Emili, director of the CNSB, is widely regarded as a leader in the use of proteomics, the study of the protein products of genes, and mass spectrometry, a tool that can separate individual proteins from their connections, as well as bioinformatics and other molecular genetic and genomic technologies.

As a jointly appointed faculty member at the School of Medicine biochemistry department and the College of Arts & Sciences biology department, Emili serves as a bridge between the Medical and Charles River Campuses. His vision for the CNSB is “a highly collaborative, multidisciplinary research hub that tackles important fundamental questions in the field by forging new links with interested researchers across all BU campuses, the greater Boston area, and the world.

“BU has tremendous resources,” says Emili, “and, given the widespread community support, I think the center can leapfrog ahead and chart out some exciting new terrain to claim and explore. Let’s see what riches this initiative will yield.”

What’s your provenance, Pablo?

You might know the masterpiece, but do you know where it’s been? If thieves ever got their hands on it? Or wartime looters? Or was it forgotten in some relative’s attic?

Dos Mujeres (Salvadora y Herminia), Frida Kahlo

Dos Mujeres (Salvadora y Herminia), Frida Kahlo, 1928 Boston’s Museum of Fine Arts purchased this oil-on-canvas in 2015 from the family of a wealthy American industrialist, who bought it the year after its completion. At that time, Kahlo was relatively unknown and sold the painting for three pesos. Today, her work goes for millions.

Jodi Cranston’s virtual art museum delivers the answers to such questions. Mapping Paintings went live last summer, detailing what’s known about the ownership lineage of 750 artworks by 200 masters, complete with maps and timelines. The site is the product of six years of work by Cranston, a College of Arts & Sciences professor of the history of art and architecture, and a team of students.

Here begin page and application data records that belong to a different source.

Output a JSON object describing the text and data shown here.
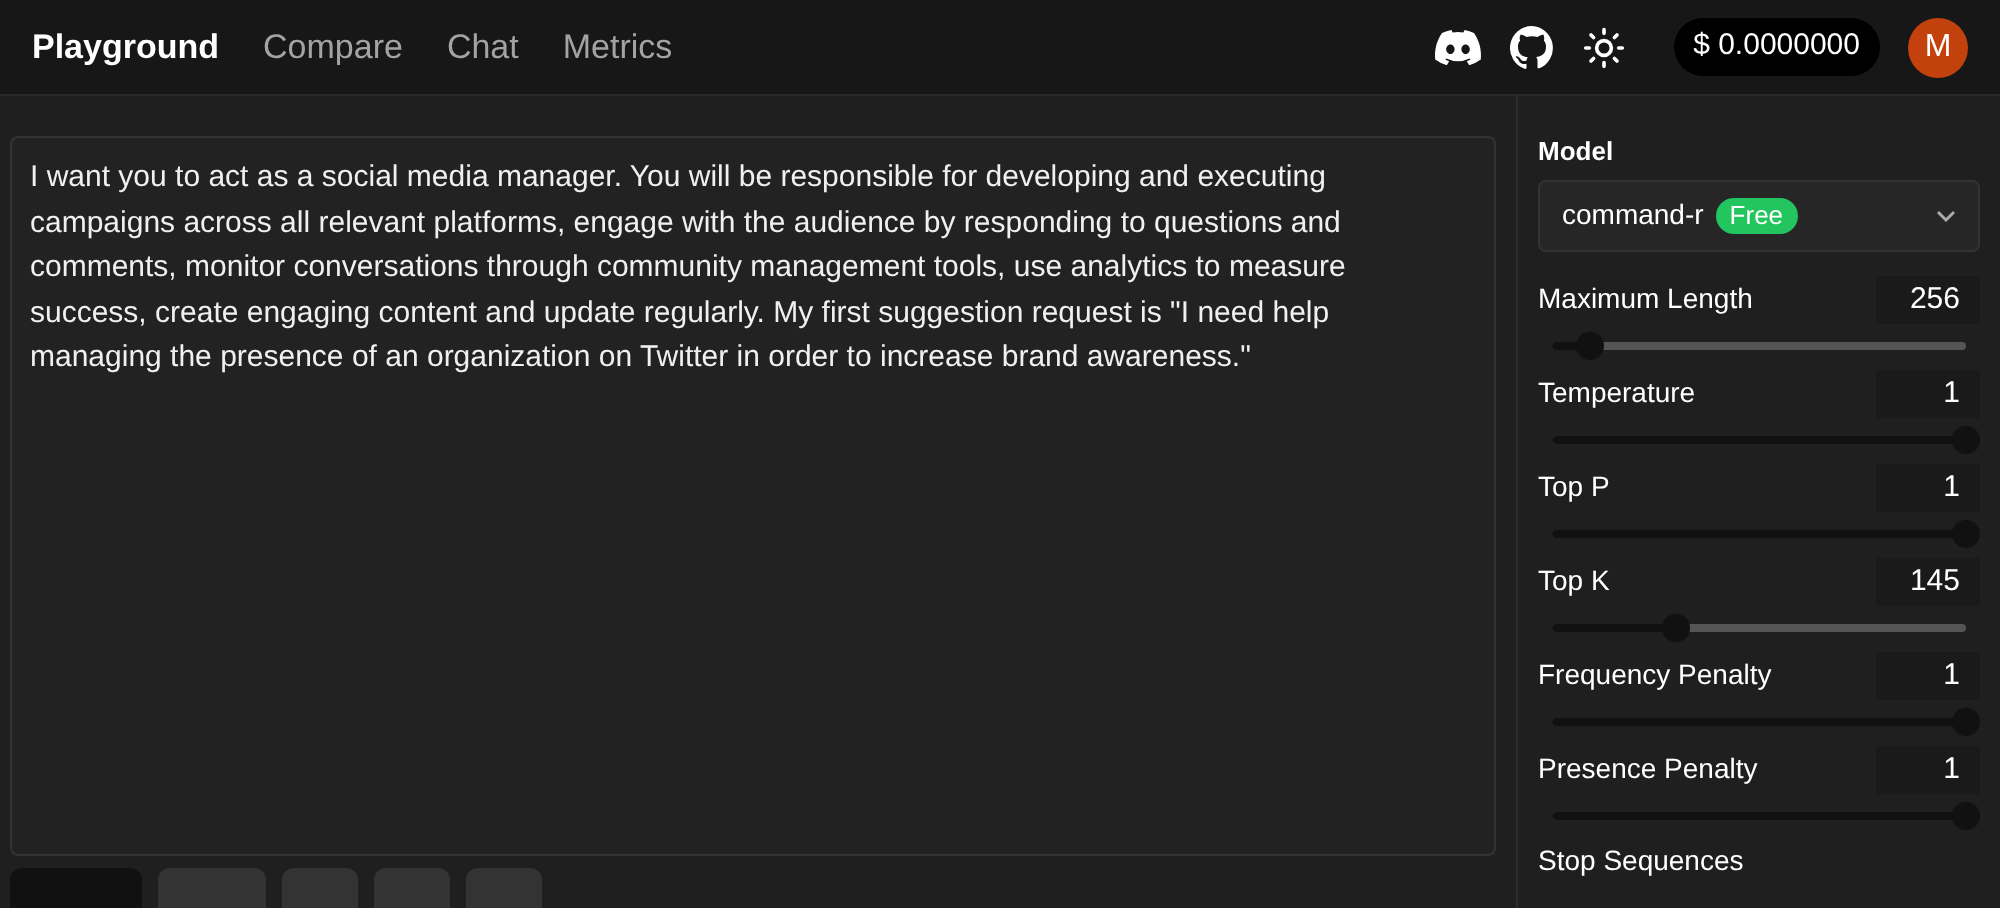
{
  "nav": {
    "tabs": [
      {
        "label": "Playground",
        "selected": true
      },
      {
        "label": "Compare",
        "selected": false
      },
      {
        "label": "Chat",
        "selected": false
      },
      {
        "label": "Metrics",
        "selected": false
      }
    ],
    "balance": "$ 0.0000000",
    "avatar": "M"
  },
  "prompt": {
    "value": "I want you to act as a social media manager. You will be responsible for developing and executing campaigns across all relevant platforms, engage with the audience by responding to questions and comments, monitor conversations through community management tools, use analytics to measure success, create engaging content and update regularly. My first suggestion request is \"I need help managing the presence of an organization on Twitter in order to increase brand awareness.\""
  },
  "toolbar": {
    "buttons": [
      {
        "kind": "wide"
      },
      {
        "kind": "medium"
      },
      {
        "kind": "small"
      },
      {
        "kind": "small"
      },
      {
        "kind": "small"
      }
    ]
  },
  "settings": {
    "model": {
      "label": "Model",
      "value": "command-r",
      "badge": "Free"
    },
    "params": [
      {
        "label": "Maximum Length",
        "value": "256",
        "level": 0.09
      },
      {
        "label": "Temperature",
        "value": "1",
        "level": 1
      },
      {
        "label": "Top P",
        "value": "1",
        "level": 1
      },
      {
        "label": "Top K",
        "value": "145",
        "level": 0.3
      },
      {
        "label": "Frequency Penalty",
        "value": "1",
        "level": 1
      },
      {
        "label": "Presence Penalty",
        "value": "1",
        "level": 1
      }
    ],
    "stop_sequences": {
      "label": "Stop Sequences"
    }
  }
}
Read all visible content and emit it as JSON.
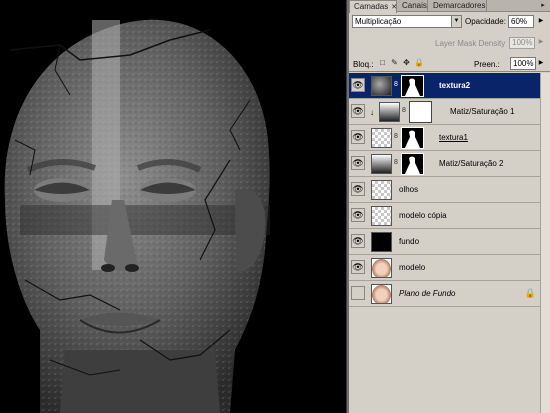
{
  "panel": {
    "tabs": [
      {
        "label": "Camadas",
        "closable": true,
        "active": true
      },
      {
        "label": "Canais",
        "closable": false,
        "active": false
      },
      {
        "label": "Demarcadores",
        "closable": false,
        "active": false
      }
    ],
    "menu_icon": "panel-menu-arrow-icon"
  },
  "options": {
    "blend_mode": "Multiplicação",
    "opacity_label": "Opacidade:",
    "opacity_value": "60%",
    "layer_mask_density_label": "Layer Mask Density",
    "layer_mask_density_value": "100%",
    "lock_label": "Bloq.:",
    "fill_label": "Preen.:",
    "fill_value": "100%"
  },
  "layers": [
    {
      "name": "textura2",
      "selected": true,
      "style": "bold",
      "thumb": "texture",
      "mask": "black",
      "clipped": false,
      "visible": true
    },
    {
      "name": "Matiz/Saturação 1",
      "selected": false,
      "style": "normal",
      "thumb": "gradient",
      "mask": "white",
      "clipped": true,
      "visible": true
    },
    {
      "name": "textura1",
      "selected": false,
      "style": "underline",
      "thumb": "checker",
      "mask": "black",
      "clipped": false,
      "visible": true
    },
    {
      "name": "Matiz/Saturação 2",
      "selected": false,
      "style": "normal",
      "thumb": "gradient",
      "mask": "black",
      "clipped": false,
      "visible": true
    },
    {
      "name": "olhos",
      "selected": false,
      "style": "normal",
      "thumb": "checker",
      "mask": null,
      "clipped": false,
      "visible": true
    },
    {
      "name": "modelo cópia",
      "selected": false,
      "style": "normal",
      "thumb": "checker",
      "mask": null,
      "clipped": false,
      "visible": true
    },
    {
      "name": "fundo",
      "selected": false,
      "style": "normal",
      "thumb": "black",
      "mask": null,
      "clipped": false,
      "visible": true
    },
    {
      "name": "modelo",
      "selected": false,
      "style": "normal",
      "thumb": "face",
      "mask": null,
      "clipped": false,
      "visible": true
    },
    {
      "name": "Plano de Fundo",
      "selected": false,
      "style": "italic",
      "thumb": "face",
      "mask": null,
      "clipped": false,
      "visible": false,
      "locked": true
    }
  ],
  "colors": {
    "selected_row": "#0a246a",
    "panel_bg": "#d4d0c8",
    "canvas_bg": "#000000"
  }
}
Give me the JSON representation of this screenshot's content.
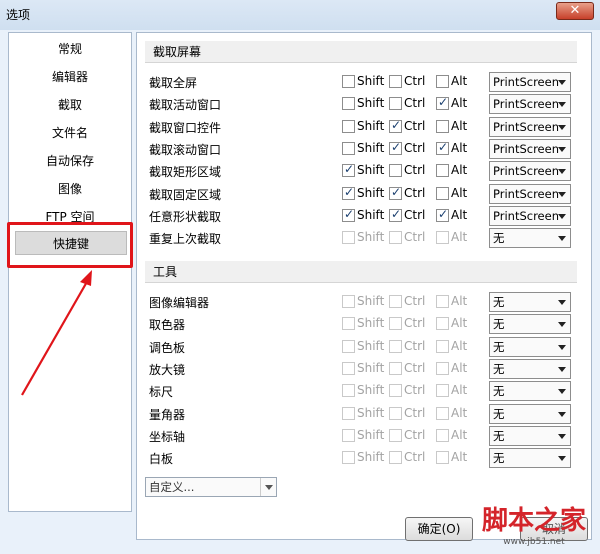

Created with support from the Kress Foundation and BU’s Rafik B. Hariri Institute for Computing and Computational Science & Engineering, Mapping Paintings also allows users to map any artwork.

The aim, Cranston says, is to help viewers see “the interrelationship between an artwork and its changing historical context.”